Task brief
All of the records should come back exactly as written.

Data for processing START

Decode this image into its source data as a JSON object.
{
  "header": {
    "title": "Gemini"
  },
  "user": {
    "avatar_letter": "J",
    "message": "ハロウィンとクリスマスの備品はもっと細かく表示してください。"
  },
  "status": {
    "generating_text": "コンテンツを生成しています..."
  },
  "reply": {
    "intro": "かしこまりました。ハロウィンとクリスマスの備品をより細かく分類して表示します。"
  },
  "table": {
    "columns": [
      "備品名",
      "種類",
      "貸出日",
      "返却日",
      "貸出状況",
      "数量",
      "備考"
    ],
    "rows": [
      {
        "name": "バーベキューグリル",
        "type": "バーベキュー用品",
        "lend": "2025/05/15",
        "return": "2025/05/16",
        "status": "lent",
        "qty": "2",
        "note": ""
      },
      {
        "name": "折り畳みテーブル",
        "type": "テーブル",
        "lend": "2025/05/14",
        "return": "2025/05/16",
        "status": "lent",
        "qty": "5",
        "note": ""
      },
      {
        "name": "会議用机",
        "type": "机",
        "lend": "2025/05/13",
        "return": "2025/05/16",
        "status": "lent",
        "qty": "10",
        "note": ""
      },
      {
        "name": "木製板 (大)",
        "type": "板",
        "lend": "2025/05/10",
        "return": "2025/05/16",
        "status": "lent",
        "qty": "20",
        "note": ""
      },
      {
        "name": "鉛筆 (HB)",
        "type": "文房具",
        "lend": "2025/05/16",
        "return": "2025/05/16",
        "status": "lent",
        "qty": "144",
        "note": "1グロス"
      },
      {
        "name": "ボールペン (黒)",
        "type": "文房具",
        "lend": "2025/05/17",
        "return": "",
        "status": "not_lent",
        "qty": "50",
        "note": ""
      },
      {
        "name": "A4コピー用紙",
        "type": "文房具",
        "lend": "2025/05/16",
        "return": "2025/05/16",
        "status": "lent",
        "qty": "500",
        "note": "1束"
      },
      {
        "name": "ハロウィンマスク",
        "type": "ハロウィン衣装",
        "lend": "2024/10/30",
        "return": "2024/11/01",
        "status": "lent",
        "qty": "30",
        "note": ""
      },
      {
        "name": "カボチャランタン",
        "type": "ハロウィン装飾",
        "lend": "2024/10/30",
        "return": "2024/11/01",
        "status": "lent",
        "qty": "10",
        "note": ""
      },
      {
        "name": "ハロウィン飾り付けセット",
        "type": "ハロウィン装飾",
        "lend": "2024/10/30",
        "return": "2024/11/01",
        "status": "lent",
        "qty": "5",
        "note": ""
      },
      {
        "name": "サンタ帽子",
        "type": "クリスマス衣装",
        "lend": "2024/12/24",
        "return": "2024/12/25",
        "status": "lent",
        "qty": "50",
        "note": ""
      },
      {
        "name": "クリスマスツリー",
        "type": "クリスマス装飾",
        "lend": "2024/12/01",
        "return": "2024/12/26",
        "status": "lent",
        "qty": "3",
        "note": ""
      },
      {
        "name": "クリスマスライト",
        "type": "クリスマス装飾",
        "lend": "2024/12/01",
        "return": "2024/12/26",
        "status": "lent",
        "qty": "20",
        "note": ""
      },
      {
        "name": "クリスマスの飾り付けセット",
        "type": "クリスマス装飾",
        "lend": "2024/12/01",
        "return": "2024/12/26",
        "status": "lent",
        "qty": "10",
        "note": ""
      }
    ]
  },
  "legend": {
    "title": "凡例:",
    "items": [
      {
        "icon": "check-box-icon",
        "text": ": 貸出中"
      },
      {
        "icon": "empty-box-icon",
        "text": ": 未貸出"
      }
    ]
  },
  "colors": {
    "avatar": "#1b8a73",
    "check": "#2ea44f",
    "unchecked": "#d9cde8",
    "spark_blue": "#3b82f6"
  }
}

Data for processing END

Task response
Decode this image into its source data as a JSON object.
{
  "header": {
    "title": "Gemini"
  },
  "user": {
    "avatar_letter": "J",
    "message": "ハロウィンとクリスマスの備品はもっと細かく表示してください。"
  },
  "status": {
    "generating_text": "コンテンツを生成しています..."
  },
  "reply": {
    "intro": "かしこまりました。ハロウィンとクリスマスの備品をより細かく分類して表示します。"
  },
  "table": {
    "columns": [
      "備品名",
      "種類",
      "貸出日",
      "返却日",
      "貸出状況",
      "数量",
      "備考"
    ],
    "rows": [
      {
        "name": "バーベキューグリル",
        "type": "バーベキュー用品",
        "lend": "2025/05/15",
        "return": "2025/05/16",
        "status": "lent",
        "qty": "2",
        "note": ""
      },
      {
        "name": "折り畳みテーブル",
        "type": "テーブル",
        "lend": "2025/05/14",
        "return": "2025/05/16",
        "status": "lent",
        "qty": "5",
        "note": ""
      },
      {
        "name": "会議用机",
        "type": "机",
        "lend": "2025/05/13",
        "return": "2025/05/16",
        "status": "lent",
        "qty": "10",
        "note": ""
      },
      {
        "name": "木製板 (大)",
        "type": "板",
        "lend": "2025/05/10",
        "return": "2025/05/16",
        "status": "lent",
        "qty": "20",
        "note": ""
      },
      {
        "name": "鉛筆 (HB)",
        "type": "文房具",
        "lend": "2025/05/16",
        "return": "2025/05/16",
        "status": "lent",
        "qty": "144",
        "note": "1グロス"
      },
      {
        "name": "ボールペン (黒)",
        "type": "文房具",
        "lend": "2025/05/17",
        "return": "",
        "status": "not_lent",
        "qty": "50",
        "note": ""
      },
      {
        "name": "A4コピー用紙",
        "type": "文房具",
        "lend": "2025/05/16",
        "return": "2025/05/16",
        "status": "lent",
        "qty": "500",
        "note": "1束"
      },
      {
        "name": "ハロウィンマスク",
        "type": "ハロウィン衣装",
        "lend": "2024/10/30",
        "return": "2024/11/01",
        "status": "lent",
        "qty": "30",
        "note": ""
      },
      {
        "name": "カボチャランタン",
        "type": "ハロウィン装飾",
        "lend": "2024/10/30",
        "return": "2024/11/01",
        "status": "lent",
        "qty": "10",
        "note": ""
      },
      {
        "name": "ハロウィン飾り付けセット",
        "type": "ハロウィン装飾",
        "lend": "2024/10/30",
        "return": "2024/11/01",
        "status": "lent",
        "qty": "5",
        "note": ""
      },
      {
        "name": "サンタ帽子",
        "type": "クリスマス衣装",
        "lend": "2024/12/24",
        "return": "2024/12/25",
        "status": "lent",
        "qty": "50",
        "note": ""
      },
      {
        "name": "クリスマスツリー",
        "type": "クリスマス装飾",
        "lend": "2024/12/01",
        "return": "2024/12/26",
        "status": "lent",
        "qty": "3",
        "note": ""
      },
      {
        "name": "クリスマスライト",
        "type": "クリスマス装飾",
        "lend": "2024/12/01",
        "return": "2024/12/26",
        "status": "lent",
        "qty": "20",
        "note": ""
      },
      {
        "name": "クリスマスの飾り付けセット",
        "type": "クリスマス装飾",
        "lend": "2024/12/01",
        "return": "2024/12/26",
        "status": "lent",
        "qty": "10",
        "note": ""
      }
    ]
  },
  "legend": {
    "title": "凡例:",
    "items": [
      {
        "icon": "check-box-icon",
        "text": ": 貸出中"
      },
      {
        "icon": "empty-box-icon",
        "text": ": 未貸出"
      }
    ]
  },
  "colors": {
    "avatar": "#1b8a73",
    "check": "#2ea44f",
    "unchecked": "#d9cde8",
    "spark_blue": "#3b82f6"
  }
}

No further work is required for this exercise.